The water buffaloes surprised me. Like something in a photo from Cambodia or China, but not in the countryside of Campania.

But there they are, and have been for centuries. One theory says they came to Italy with Goth invaders about 1,500 years ago. Others suggest Arabs brought them to Sicily, and the Normans spread them to the southern mainland. And some think they are native to the area. However they got there, I’m glad they did.

Initially used as draft animals, there are some references to cheese products from the buffalo’s rich milk as early as the twelfth century. The mozzarella di bufala we know today came to prominence in southern Italy 200 to 300 years ago.

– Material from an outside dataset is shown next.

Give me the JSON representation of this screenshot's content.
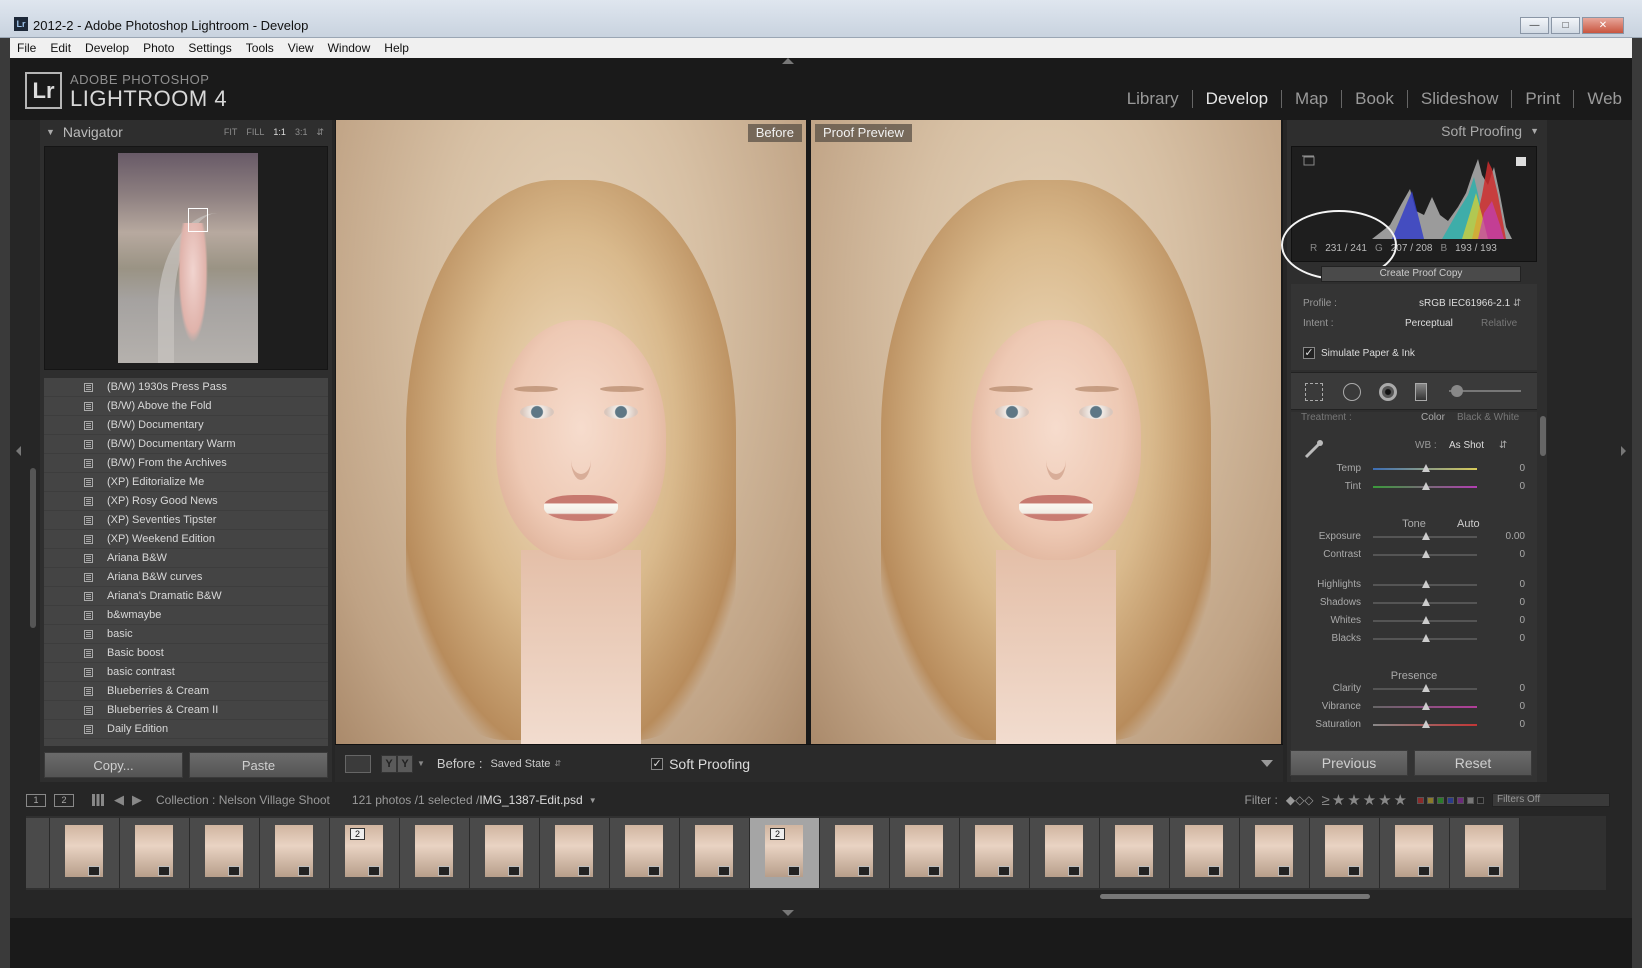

When I spent a few weeks in Sorrento, I was told that only cheese made from buffalo milk can be labeled ‘mozzarella’ in that part of Italy.

Fresh mozzarella, those soft bright white balls, must be kept in a ‘broth’ and is very perishable, so should be used quickly. While mozzarella can be made from cows’ milk (and unless it is labeled ‘di bufala’, it probably is), the buffalo version is much richer and more flavorful.

The most familiar use of mozzarella di bufala, for tourists in Italy, is the ubiquitous Caprese salad: Alternating slices of fresh tomatoes and creamy cheese, interlaced with fresh leaves of basil, and drizzled with olive oil and balsamic vinegar. Perfetto!

Though both are called mozzarella, the fresh version seems to have no relationship to the shredded dry cheese melted on pizza all over America. For a real treat, use some thinly sliced fresh mozzarella next time you make a pizza, or top your next baked pasta dish with it during the last few minutes of cooking.

If you make the mistake I did in Italy, and call it mozzarella di “bufalo” the Italians will laugh. Everyone knows it is “di bufala” and if you try to get milk from a “bufalo” you’ll be in trouble.

Ready to try cooking with fresh mozzarella? In 2009, Alanna Kellogg (www.blogher.com) posted ten recipes here: http://www.blogher.com/ten-summer-recipes-fresh-mozzeralla.  Put one together today, and as you eat it, imagine you are in the Italian south, eating lunch on your terrace with a warm breeze carrying the fragrance of basil and oregano. Salute!